Any divorce can feel like an uphill battle, even if you're on good terms with your spouse and collaborating with them is easy. If your spouse suffers from narcissistic personality disorder, however, that can make the divorce process even more challenging, increasing the difficulty of reaching an equitable agreement or engaging in a fair argument in the courtroom.
Today, we're exploring the different facets of divorcing a narcissist, so you can pursue the best outcome for your immediate and long-term future.
To schedule a consultation with our team for your divorce, contact us online or via phone at (702) 996-6052.
Consider Working with a Counselor Who Understands NPD
Narcissistic Personality Disorder (NPD) manifests in many different ways. If you've been with a spouse who has NPD for a significant amount of time, it may be hard to identify when your spouse is displaying signs of NPD, or where you should draw boundaries with them during the divorce process.
An accredited psychologist or counselor who understands NPD can help identify behaviors consistent with NPD and develop appropriate, healthy boundaries with your spouse.
Working with a mental health professional in this capacity can be both empowering for yourself as you reclaim your life and boundaries, and also help you obtain a better outcome in your divorce.
Start Documenting Things As Meticulously As You Can
Many people with NPD suffer from a need to be in control of their environment at all times. As a result, they may fabricate falsehoods if it helps them maintain a feeling of control.
Unfortunately, this often results in narcissists telling outright lies to courts during divorce cases, even in situations where the other party already has access to evidence that can expose the falsehood. As a result, having evidence to support your assertions during the divorce is particularly important if you're divorcing a narcissist.

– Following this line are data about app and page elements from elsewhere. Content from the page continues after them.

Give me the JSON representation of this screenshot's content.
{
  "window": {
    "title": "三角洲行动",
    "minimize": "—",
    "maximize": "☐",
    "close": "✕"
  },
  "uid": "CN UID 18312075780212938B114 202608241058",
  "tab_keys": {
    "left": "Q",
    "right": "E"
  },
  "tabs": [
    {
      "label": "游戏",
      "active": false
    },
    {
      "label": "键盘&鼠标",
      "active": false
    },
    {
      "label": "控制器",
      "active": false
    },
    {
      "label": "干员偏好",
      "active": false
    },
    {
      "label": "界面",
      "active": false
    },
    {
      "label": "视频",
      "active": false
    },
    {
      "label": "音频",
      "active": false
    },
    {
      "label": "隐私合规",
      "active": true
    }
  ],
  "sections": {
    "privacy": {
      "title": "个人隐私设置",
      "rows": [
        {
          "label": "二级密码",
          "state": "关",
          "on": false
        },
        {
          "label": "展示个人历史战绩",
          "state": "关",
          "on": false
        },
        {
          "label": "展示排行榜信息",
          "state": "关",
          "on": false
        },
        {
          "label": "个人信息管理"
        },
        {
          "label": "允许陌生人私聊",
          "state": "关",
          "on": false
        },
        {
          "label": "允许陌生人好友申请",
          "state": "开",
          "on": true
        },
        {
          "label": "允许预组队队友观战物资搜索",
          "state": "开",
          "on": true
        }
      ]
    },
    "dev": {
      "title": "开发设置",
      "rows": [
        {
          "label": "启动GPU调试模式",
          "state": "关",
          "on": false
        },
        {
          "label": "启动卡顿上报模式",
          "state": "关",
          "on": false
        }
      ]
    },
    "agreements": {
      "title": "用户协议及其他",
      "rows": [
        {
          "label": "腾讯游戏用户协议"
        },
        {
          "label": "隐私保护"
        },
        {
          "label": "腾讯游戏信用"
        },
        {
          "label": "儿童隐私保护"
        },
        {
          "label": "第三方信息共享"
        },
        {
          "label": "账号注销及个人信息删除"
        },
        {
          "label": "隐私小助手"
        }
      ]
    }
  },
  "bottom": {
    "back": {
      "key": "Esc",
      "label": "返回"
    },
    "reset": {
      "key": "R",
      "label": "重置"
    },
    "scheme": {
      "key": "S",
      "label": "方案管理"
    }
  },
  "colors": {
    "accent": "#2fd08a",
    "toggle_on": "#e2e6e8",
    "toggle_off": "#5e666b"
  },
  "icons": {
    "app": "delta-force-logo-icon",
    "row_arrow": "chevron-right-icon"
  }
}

Start by making copies of important documents, particularly ones concerning financial assets and liabilities you and your spouse share or own separately. Copies of documents such as tax returns, ownership documents, and even records of your spouse's behavior during the court case could all help you obtain a better outcome in your divorce and deal with your soon-to-be-ex's NPD more effectively.
Try to Reduce Contact (& Conflict) As Much As Possible
As we mentioned earlier, many people diagnosed with NPD will create conflict or drama to try and feel like they're in control of their environment.
If you want to prevent conflict in your divorce and your spouse is a narcissist, you may want to consider reducing contact with them as much as you possibly can. You may not be able to eliminate contact with them entirely, especially if you're attempting to use a form of alternative dispute resolution such as mediation to resolve your divorce, but consider placing restrictions on when you discuss matters. If you can, it may even be worth placing down a hard boundary that you will refuse to discuss matters with your spouse unless both your attorneys are present.
If You Share Children, Monitor Their Treatment Closely
Unfortunately, many individuals diagnosed with NPD will attempt to use any children they share with their spouse as pawns in their divorce, even if they have been a good parent up to that point.
If you share children with your spouse, try and keep tabs on how your spouse talks about you with your children as best you can. Some spouses will attempt to coach their children into saying untrue things about a co-parent to try and get a better outcome in their divorce. Keeping your finger on the pulse of how your spouse is treating your children can help you avoid a situation where your kids become unnecessarily entangled in the divorce.
At Leavitt Law Firm, our attorneys are here to ensure you pursue the best possible outcome in your divorce case. To schedule a consultation with our team, contact us online or via phone at (702) 996-6052.